 P: 457 D H is right. And to add to that, if you want complex sequences (repeating pulse train rather than a simple rectangular wave) then just Boolean-OR multiple divide terms.
 Sci Advisor P: 1,670 D H's solution is perfectly fine, it's more or less the definition of the sequences in question.
 P: 2 disregardthat s function is fine but what if there is a huge number of 1 1,1,1,1,1,1,1,1,1,1,1,1,1,...,1,0,1,...; than there is a lot of calculating; does exist a summation of ∑_(k=1, to m) e^((2iπk(n+1))/(m+1))
P: 1,670
 Quote by streber disregardthat s function is fine but what if there is a huge number of 1 1,1,1,1,1,1,1,1,1,1,1,1,1,...,1,0,1,...; than there is a lot of calculating; does exist a summation of ∑_(k=1, to m) e^((2iπk(n+1))/(m+1))
Well, you don't have to do it manually. You already know what the number is anyway.
 P: 36 Yes, but I need that function for sth else and I have to get a general function Is there exists a solution of summation that gave streber?
 P: 36 Oh, and I can t understand deveno s function; can u explain me f(n) = n^(p-1) mod p; what if I had a composite number?
 P: 36 I tried to solve the summation by wolfram alpha, but the program doesn t give me a solution.
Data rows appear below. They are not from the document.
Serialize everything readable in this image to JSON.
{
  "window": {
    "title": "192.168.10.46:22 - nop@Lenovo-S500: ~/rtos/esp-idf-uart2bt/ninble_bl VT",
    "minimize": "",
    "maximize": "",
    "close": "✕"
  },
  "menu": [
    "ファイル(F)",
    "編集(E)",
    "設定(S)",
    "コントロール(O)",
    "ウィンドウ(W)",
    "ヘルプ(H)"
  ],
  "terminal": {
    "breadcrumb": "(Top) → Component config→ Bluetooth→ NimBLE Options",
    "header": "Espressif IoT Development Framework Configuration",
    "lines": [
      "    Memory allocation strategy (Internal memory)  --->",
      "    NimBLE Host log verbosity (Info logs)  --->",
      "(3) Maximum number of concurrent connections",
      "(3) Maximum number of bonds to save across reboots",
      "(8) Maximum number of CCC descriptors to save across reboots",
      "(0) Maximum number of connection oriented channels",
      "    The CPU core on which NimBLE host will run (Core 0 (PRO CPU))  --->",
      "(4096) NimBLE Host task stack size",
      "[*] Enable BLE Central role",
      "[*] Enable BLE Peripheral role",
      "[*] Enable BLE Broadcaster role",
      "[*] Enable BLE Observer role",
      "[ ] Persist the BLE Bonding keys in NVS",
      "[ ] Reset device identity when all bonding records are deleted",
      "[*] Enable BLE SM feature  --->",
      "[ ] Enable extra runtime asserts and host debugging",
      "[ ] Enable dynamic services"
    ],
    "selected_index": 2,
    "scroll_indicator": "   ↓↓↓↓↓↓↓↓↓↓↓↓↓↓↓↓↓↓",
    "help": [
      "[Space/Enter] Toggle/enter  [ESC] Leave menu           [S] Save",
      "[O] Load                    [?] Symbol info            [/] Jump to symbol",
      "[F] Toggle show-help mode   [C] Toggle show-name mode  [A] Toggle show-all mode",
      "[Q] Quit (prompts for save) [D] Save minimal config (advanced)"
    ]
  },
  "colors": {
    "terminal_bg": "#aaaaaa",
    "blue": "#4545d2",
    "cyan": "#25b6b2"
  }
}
Have you another function but with mod function or sth else, as if H D s function, but his function works just for primes.
P: 698
 Quote by Emilijo Yes, but I need that function for sth else and I have to get a general function
Sorry this doesn't make sense.

When you say
1,1,1,1,...,1,0,1,1,...
you need to know beforehand where that first 0 is. Otherwise you can't write down the problem. As soon as you fix where that first 0 is, D H's formula gives the answer immediately.

So if your problem is "first zero is at 105" then "negation of 105 divides x" is the answer.
Similarly if "first zero is at m" then "negation of m divides x" is the answer.
 P: 129 $1-\left\lfloor\frac{n}{6}\right\rfloor + \left\lfloor\frac{n-1}{6}\right\rfloor$
 P: 698 Xitami, n = 13. Edit: Scratch that. I mucked my calculations.
 Sci Advisor P: 1,670 Exactly pwsnafu. To properly define your sequences you already have the means to calculate each term. The solution n (mod 2) to the sequence 1,0,1,0,... is more or less a repetition of the definition itself. I thought you wanted an algebraic solution to the sequences.